MERIWETHER, Mrs. Lide, author and lecturer, born in Columbus, Ohio, 16th October, 1829. Mrs. Meriwether's parents resided in Accomack county, Virginia, and it was during a temporary sojourn in Columbus their daughter was born. Her mother dying a few days after her birth, Lide was sent to her paternal grandparents in Pennsylvania. Setting forth in her seventeenth year to earn her own living, she and her only sister, L. Virginia Smith, who afterwards as L. Virginia French became one of the best known of Southern authors, went as teachers to the Southwest Almost ten years after that practical declaration of independence, an act requiring much more hardihood forty years ago than now, Lide Smith was married and settled in the neighborhood of Memphis, Tenn., where, with the exception of a few years, she has since remained.

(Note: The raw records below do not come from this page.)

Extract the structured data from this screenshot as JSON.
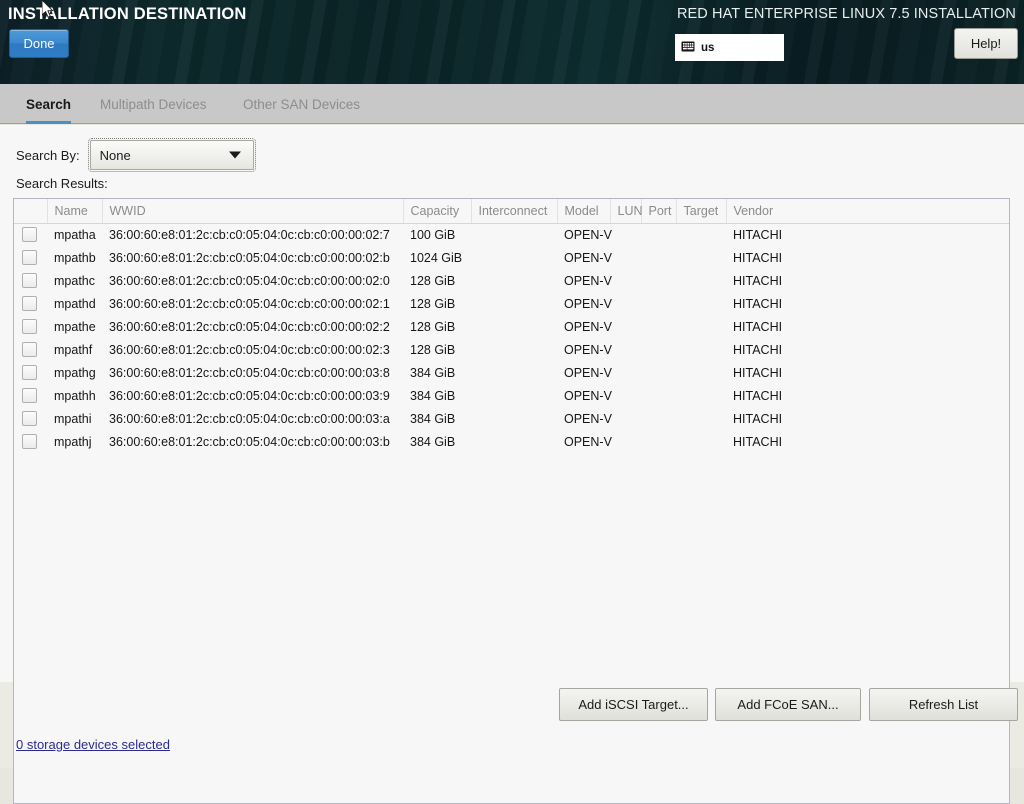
{
  "header": {
    "title": "INSTALLATION DESTINATION",
    "product": "RED HAT ENTERPRISE LINUX 7.5 INSTALLATION",
    "done_label": "Done",
    "help_label": "Help!",
    "keyboard_layout": "us",
    "keyboard_icon": "keyboard-icon",
    "bg_color": "#0b2327",
    "accent_color": "#3d88cd"
  },
  "tabs": [
    {
      "label": "Search",
      "active": true
    },
    {
      "label": "Multipath Devices",
      "active": false
    },
    {
      "label": "Other SAN Devices",
      "active": false
    }
  ],
  "search": {
    "search_by_label": "Search By:",
    "search_by_value": "None",
    "search_by_options": [
      "None"
    ],
    "results_label": "Search Results:"
  },
  "table": {
    "columns": [
      {
        "key": "check",
        "label": ""
      },
      {
        "key": "name",
        "label": "Name"
      },
      {
        "key": "wwid",
        "label": "WWID"
      },
      {
        "key": "capacity",
        "label": "Capacity"
      },
      {
        "key": "interconnect",
        "label": "Interconnect"
      },
      {
        "key": "model",
        "label": "Model"
      },
      {
        "key": "lun",
        "label": "LUN"
      },
      {
        "key": "port",
        "label": "Port"
      },
      {
        "key": "target",
        "label": "Target"
      },
      {
        "key": "vendor",
        "label": "Vendor"
      }
    ],
    "rows": [
      {
        "checked": false,
        "name": "mpatha",
        "wwid": "36:00:60:e8:01:2c:cb:c0:05:04:0c:cb:c0:00:00:02:7",
        "capacity": "100 GiB",
        "interconnect": "",
        "model": "OPEN-V",
        "lun": "",
        "port": "",
        "target": "",
        "vendor": "HITACHI"
      },
      {
        "checked": false,
        "name": "mpathb",
        "wwid": "36:00:60:e8:01:2c:cb:c0:05:04:0c:cb:c0:00:00:02:b",
        "capacity": "1024 GiB",
        "interconnect": "",
        "model": "OPEN-V",
        "lun": "",
        "port": "",
        "target": "",
        "vendor": "HITACHI"
      },
      {
        "checked": false,
        "name": "mpathc",
        "wwid": "36:00:60:e8:01:2c:cb:c0:05:04:0c:cb:c0:00:00:02:0",
        "capacity": "128 GiB",
        "interconnect": "",
        "model": "OPEN-V",
        "lun": "",
        "port": "",
        "target": "",
        "vendor": "HITACHI"
      },
      {
        "checked": false,
        "name": "mpathd",
        "wwid": "36:00:60:e8:01:2c:cb:c0:05:04:0c:cb:c0:00:00:02:1",
        "capacity": "128 GiB",
        "interconnect": "",
        "model": "OPEN-V",
        "lun": "",
        "port": "",
        "target": "",
        "vendor": "HITACHI"
      },
      {
        "checked": false,
        "name": "mpathe",
        "wwid": "36:00:60:e8:01:2c:cb:c0:05:04:0c:cb:c0:00:00:02:2",
        "capacity": "128 GiB",
        "interconnect": "",
        "model": "OPEN-V",
        "lun": "",
        "port": "",
        "target": "",
        "vendor": "HITACHI"
      },
      {
        "checked": false,
        "name": "mpathf",
        "wwid": "36:00:60:e8:01:2c:cb:c0:05:04:0c:cb:c0:00:00:02:3",
        "capacity": "128 GiB",
        "interconnect": "",
        "model": "OPEN-V",
        "lun": "",
        "port": "",
        "target": "",
        "vendor": "HITACHI"
      },
      {
        "checked": false,
        "name": "mpathg",
        "wwid": "36:00:60:e8:01:2c:cb:c0:05:04:0c:cb:c0:00:00:03:8",
        "capacity": "384 GiB",
        "interconnect": "",
        "model": "OPEN-V",
        "lun": "",
        "port": "",
        "target": "",
        "vendor": "HITACHI"
      },
      {
        "checked": false,
        "name": "mpathh",
        "wwid": "36:00:60:e8:01:2c:cb:c0:05:04:0c:cb:c0:00:00:03:9",
        "capacity": "384 GiB",
        "interconnect": "",
        "model": "OPEN-V",
        "lun": "",
        "port": "",
        "target": "",
        "vendor": "HITACHI"
      },
      {
        "checked": false,
        "name": "mpathi",
        "wwid": "36:00:60:e8:01:2c:cb:c0:05:04:0c:cb:c0:00:00:03:a",
        "capacity": "384 GiB",
        "interconnect": "",
        "model": "OPEN-V",
        "lun": "",
        "port": "",
        "target": "",
        "vendor": "HITACHI"
      },
      {
        "checked": false,
        "name": "mpathj",
        "wwid": "36:00:60:e8:01:2c:cb:c0:05:04:0c:cb:c0:00:00:03:b",
        "capacity": "384 GiB",
        "interconnect": "",
        "model": "OPEN-V",
        "lun": "",
        "port": "",
        "target": "",
        "vendor": "HITACHI"
      }
    ]
  },
  "footer": {
    "add_iscsi_label": "Add iSCSI Target...",
    "add_fcoe_label": "Add FCoE SAN...",
    "refresh_label": "Refresh List",
    "storage_status": "0 storage devices selected",
    "storage_status_color": "#2b2b8f"
  }
}
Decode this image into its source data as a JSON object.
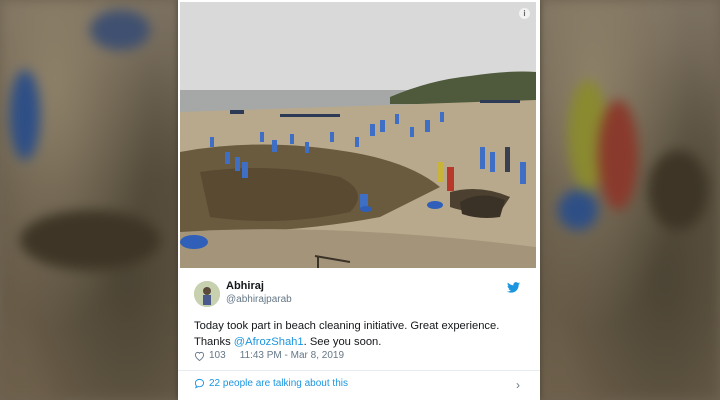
{
  "tweet": {
    "author_name": "Abhiraj",
    "author_handle": "@abhirajparab",
    "text_before_mention": "Today took part in beach cleaning initiative. Great experience. Thanks ",
    "mention": "@AfrozShah1",
    "text_after_mention": ". See you soon.",
    "likes": "103",
    "timestamp": "11:43 PM - Mar 8, 2019",
    "talking_label": "22 people are talking about this"
  },
  "colors": {
    "twitter_blue": "#1b95e0",
    "secondary_text": "#657786",
    "primary_text": "#14171a"
  },
  "icons": {
    "info": "info-icon",
    "bird": "twitter-bird-icon",
    "like": "heart-icon",
    "reply": "speech-bubble-icon",
    "chevron": "chevron-right-icon"
  }
}
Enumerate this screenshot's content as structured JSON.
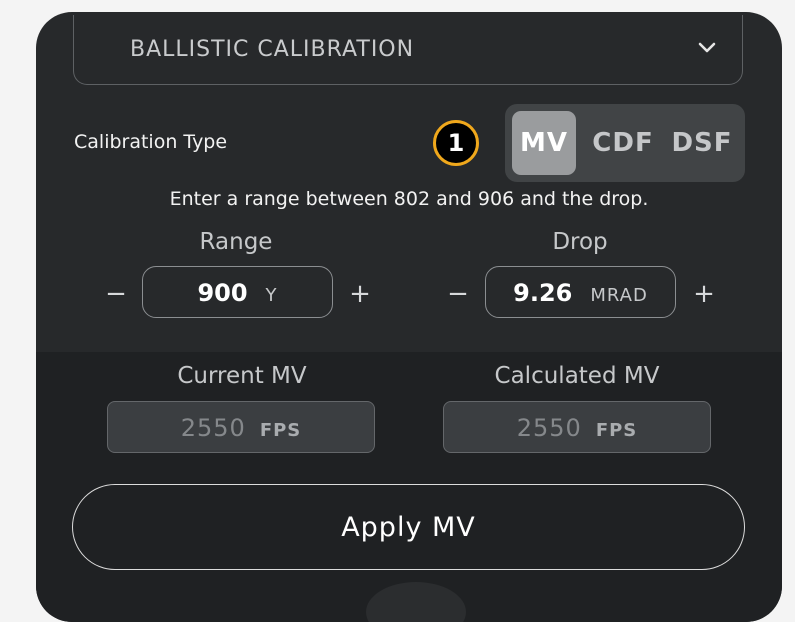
{
  "dropdown": {
    "label": "BALLISTIC CALIBRATION",
    "icon": "chevron-down-icon"
  },
  "calibration": {
    "label": "Calibration Type",
    "step_badge": "1",
    "options": [
      "MV",
      "CDF",
      "DSF"
    ],
    "selected": "MV"
  },
  "hint": "Enter a range between 802 and 906 and the drop.",
  "range": {
    "title": "Range",
    "value": "900",
    "unit": "Y",
    "minus": "−",
    "plus": "+"
  },
  "drop": {
    "title": "Drop",
    "value": "9.26",
    "unit": "MRAD",
    "minus": "−",
    "plus": "+"
  },
  "current_mv": {
    "title": "Current MV",
    "value": "2550",
    "unit": "FPS"
  },
  "calculated_mv": {
    "title": "Calculated MV",
    "value": "2550",
    "unit": "FPS"
  },
  "apply_label": "Apply MV",
  "colors": {
    "accent": "#f0a81c",
    "panel": "#27292b",
    "segment_active": "#9a9c9e"
  }
}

There she lived through the war, passing through the quickening experiences of four years on the picket line with three young children. After the war she led a simple home life, devoted to husband and children, to the needs of neighbors and to personal charities, of which she has had a large and varied assortment Though a reader and living in a rather literary atmosphere, she scarcely began to write until forty years old, nor to speak, a work for which she is even better fitted, till she was over fifty. The duties which came to her hand she did in a broad and simple way, while the thought of another work, which must be sought out was growing and her convictions were ripening. Then, when, as she says, most women are only waiting to die, their children reared and the tasks of the spirit largely ended, began for her a life of larger thought and activity. While many of her poems are imaginative, her prose has been written with a strong and obvious purpose. Her first literary venture, after a number of fugitive publications, was a collection of sketches, which came out under the name of "Soundings" (Memphis, 1872), a book whose object was to plead the cause of the so-called fallen women, a cause which both by her precepts- and practice the author has for years maintained. In 1883 she published, as a memorial of her sister, who died in 1881, a volume of poems, "One or Two" (St. Louis), her sister's and her own alternating. LIDE MERIWETHER. But Mrs Meriwether's real call to public work came less than ten years ago from a friend in Arkansas, who demanded that she should go and help in a Woman's Christian Temperance Union convention. She went and found, to her surprise, that she could speak, and she has been speaking with growing power and eloquence ever since. Almost immediately after going into the field she was elected president of the Woman's Christian Temperance Union of Tennessee, a post which she has continued to fill by the unanimous vote of its members. Under her leadership and remarkable executive ability the union has grown greatly in size and undertakings and has seen stirring times, having gone through the arduous fight for constitutional prohibition, in which they came much nearer victory than they had anticipated. From her interest in the temperance work naturally grew up a still more ardent interest in woman suffrage, of which league also, she has become State president, and to which she has devoted her ablest efforts. On both subjects Mrs. Meriwether is a fine speaker. It was her breadth of character which won her instant recognition, in her first notable speech before the National Woman Suffrage Convention, as being of the same stuff as the old leaders of the movement.